-------- Dataset records

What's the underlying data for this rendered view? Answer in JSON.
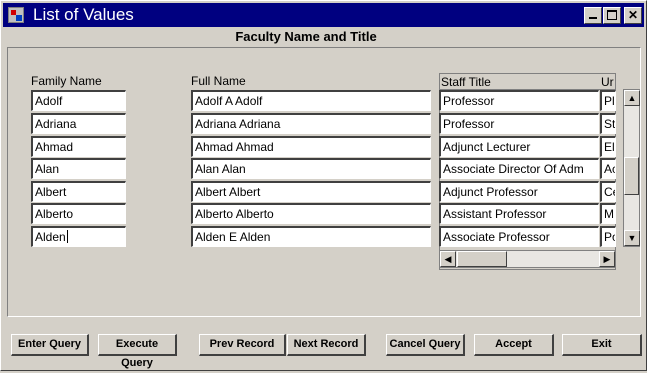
{
  "window": {
    "title": "List of Values"
  },
  "heading": "Faculty Name and Title",
  "columns": {
    "family": "Family Name",
    "full": "Full Name",
    "staff": "Staff Title",
    "unit": "Ur"
  },
  "rows": [
    {
      "family": "Adolf",
      "full": "Adolf A Adolf",
      "staff": "Professor",
      "unit": "Pl"
    },
    {
      "family": "Adriana",
      "full": "Adriana  Adriana",
      "staff": "Professor",
      "unit": "St"
    },
    {
      "family": "Ahmad",
      "full": "Ahmad  Ahmad",
      "staff": "Adjunct Lecturer",
      "unit": "El"
    },
    {
      "family": "Alan",
      "full": "Alan  Alan",
      "staff": "Associate Director Of Adm",
      "unit": "Ac"
    },
    {
      "family": "Albert",
      "full": "Albert  Albert",
      "staff": "Adjunct Professor",
      "unit": "Ce"
    },
    {
      "family": "Alberto",
      "full": "Alberto  Alberto",
      "staff": "Assistant Professor",
      "unit": "M"
    },
    {
      "family": "Alden",
      "full": "Alden E Alden",
      "staff": "Associate Professor",
      "unit": "Po"
    }
  ],
  "buttons": {
    "enter_query": "Enter Query",
    "execute_query": "Execute Query",
    "prev_record": "Prev Record",
    "next_record": "Next Record",
    "cancel_query": "Cancel Query",
    "accept": "Accept",
    "exit": "Exit"
  },
  "icons": {
    "app": "app-icon",
    "minimize": "minimize-icon",
    "maximize": "maximize-icon",
    "close": "close-icon",
    "scroll_left": "arrow-left-icon",
    "scroll_right": "arrow-right-icon",
    "scroll_up": "arrow-up-icon",
    "scroll_down": "arrow-down-icon"
  }
}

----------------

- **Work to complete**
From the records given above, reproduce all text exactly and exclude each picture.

- **Response below**
What's the underlying data for this rendered view? Answer in JSON.
{
  "window": {
    "title": "List of Values"
  },
  "heading": "Faculty Name and Title",
  "columns": {
    "family": "Family Name",
    "full": "Full Name",
    "staff": "Staff Title",
    "unit": "Ur"
  },
  "rows": [
    {
      "family": "Adolf",
      "full": "Adolf A Adolf",
      "staff": "Professor",
      "unit": "Pl"
    },
    {
      "family": "Adriana",
      "full": "Adriana  Adriana",
      "staff": "Professor",
      "unit": "St"
    },
    {
      "family": "Ahmad",
      "full": "Ahmad  Ahmad",
      "staff": "Adjunct Lecturer",
      "unit": "El"
    },
    {
      "family": "Alan",
      "full": "Alan  Alan",
      "staff": "Associate Director Of Adm",
      "unit": "Ac"
    },
    {
      "family": "Albert",
      "full": "Albert  Albert",
      "staff": "Adjunct Professor",
      "unit": "Ce"
    },
    {
      "family": "Alberto",
      "full": "Alberto  Alberto",
      "staff": "Assistant Professor",
      "unit": "M"
    },
    {
      "family": "Alden",
      "full": "Alden E Alden",
      "staff": "Associate Professor",
      "unit": "Po"
    }
  ],
  "buttons": {
    "enter_query": "Enter Query",
    "execute_query": "Execute Query",
    "prev_record": "Prev Record",
    "next_record": "Next Record",
    "cancel_query": "Cancel Query",
    "accept": "Accept",
    "exit": "Exit"
  },
  "icons": {
    "app": "app-icon",
    "minimize": "minimize-icon",
    "maximize": "maximize-icon",
    "close": "close-icon",
    "scroll_left": "arrow-left-icon",
    "scroll_right": "arrow-right-icon",
    "scroll_up": "arrow-up-icon",
    "scroll_down": "arrow-down-icon"
  }
}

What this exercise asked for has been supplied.